Ranuccio Farnese was twelve years old when Titian painted his portrait. The boy had been sent to Venice by his grandfather, Pope Paul III, to become prior of an important property belonging to the Knights of Malta. As a member of the powerful and aristocratic Farnese family, Ranuccio went on to an illustrious ecclesiastical career. He was made Archbishop of Naples at the age of fourteen, and he later served as Bishop of Bologna, Archbishop of Milan and Ravenna, and Cardinal Sant'Angelo, dying when he was only thirty–five years old.
Adult responsibility came to Ranuccio when still a child, as Titian so brilliantly conveyed through the cloak of office, too large and heavy, sliding off the youth's small shoulders. The boy in the role of the man is what gives this characterization such poignancy.
Portraits by Titian were in great demand, distinguished as they were for their remarkable insight into character and their brilliant technique. Nowhere is the painter's genius more in evidence than in this image.
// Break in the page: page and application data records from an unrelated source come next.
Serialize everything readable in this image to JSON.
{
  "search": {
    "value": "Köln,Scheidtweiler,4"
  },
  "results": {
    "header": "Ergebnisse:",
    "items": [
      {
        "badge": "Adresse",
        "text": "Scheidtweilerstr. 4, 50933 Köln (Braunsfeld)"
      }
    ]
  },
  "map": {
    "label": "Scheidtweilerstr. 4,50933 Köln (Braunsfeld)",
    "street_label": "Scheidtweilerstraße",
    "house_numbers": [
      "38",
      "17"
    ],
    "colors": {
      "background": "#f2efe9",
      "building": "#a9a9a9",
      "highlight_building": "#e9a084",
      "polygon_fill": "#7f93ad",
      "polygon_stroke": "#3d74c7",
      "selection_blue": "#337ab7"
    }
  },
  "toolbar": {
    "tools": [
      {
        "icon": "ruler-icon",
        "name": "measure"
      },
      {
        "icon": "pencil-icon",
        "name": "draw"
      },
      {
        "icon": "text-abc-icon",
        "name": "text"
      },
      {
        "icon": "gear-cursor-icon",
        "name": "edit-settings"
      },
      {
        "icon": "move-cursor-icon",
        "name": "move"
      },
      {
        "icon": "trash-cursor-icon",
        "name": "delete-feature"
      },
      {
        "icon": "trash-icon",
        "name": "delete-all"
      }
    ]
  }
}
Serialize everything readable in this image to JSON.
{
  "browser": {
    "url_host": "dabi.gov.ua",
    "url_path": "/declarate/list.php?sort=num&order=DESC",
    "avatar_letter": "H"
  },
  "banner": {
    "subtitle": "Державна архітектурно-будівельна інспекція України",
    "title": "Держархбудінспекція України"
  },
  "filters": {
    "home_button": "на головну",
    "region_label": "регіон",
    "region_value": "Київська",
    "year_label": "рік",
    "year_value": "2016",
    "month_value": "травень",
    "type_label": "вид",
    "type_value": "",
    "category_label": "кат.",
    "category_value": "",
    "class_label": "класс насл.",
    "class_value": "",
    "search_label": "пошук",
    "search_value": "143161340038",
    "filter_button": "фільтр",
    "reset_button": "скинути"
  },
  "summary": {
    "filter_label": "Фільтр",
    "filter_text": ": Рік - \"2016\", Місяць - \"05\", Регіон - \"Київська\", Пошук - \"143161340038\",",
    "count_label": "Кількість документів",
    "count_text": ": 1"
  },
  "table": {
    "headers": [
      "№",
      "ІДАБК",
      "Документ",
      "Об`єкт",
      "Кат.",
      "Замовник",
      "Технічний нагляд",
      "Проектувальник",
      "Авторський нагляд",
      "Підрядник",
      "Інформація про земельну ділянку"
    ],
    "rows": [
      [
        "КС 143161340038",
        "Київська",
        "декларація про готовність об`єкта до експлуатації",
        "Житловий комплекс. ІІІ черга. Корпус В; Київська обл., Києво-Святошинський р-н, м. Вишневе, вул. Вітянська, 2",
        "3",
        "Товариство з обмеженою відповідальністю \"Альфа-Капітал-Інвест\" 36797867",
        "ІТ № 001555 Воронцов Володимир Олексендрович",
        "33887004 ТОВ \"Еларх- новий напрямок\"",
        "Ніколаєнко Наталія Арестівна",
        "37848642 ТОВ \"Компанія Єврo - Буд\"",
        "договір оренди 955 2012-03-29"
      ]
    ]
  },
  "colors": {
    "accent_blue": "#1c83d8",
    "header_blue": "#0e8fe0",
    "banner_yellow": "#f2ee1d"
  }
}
Limiting his palette to black, white, and rose, Titian enlivened the surface with light: the dull gleam rippling over the sleeves of the velvet cloak; the fitful pattern flickering across the slashed doublet; and the changing reflections on the satin Maltese Cross.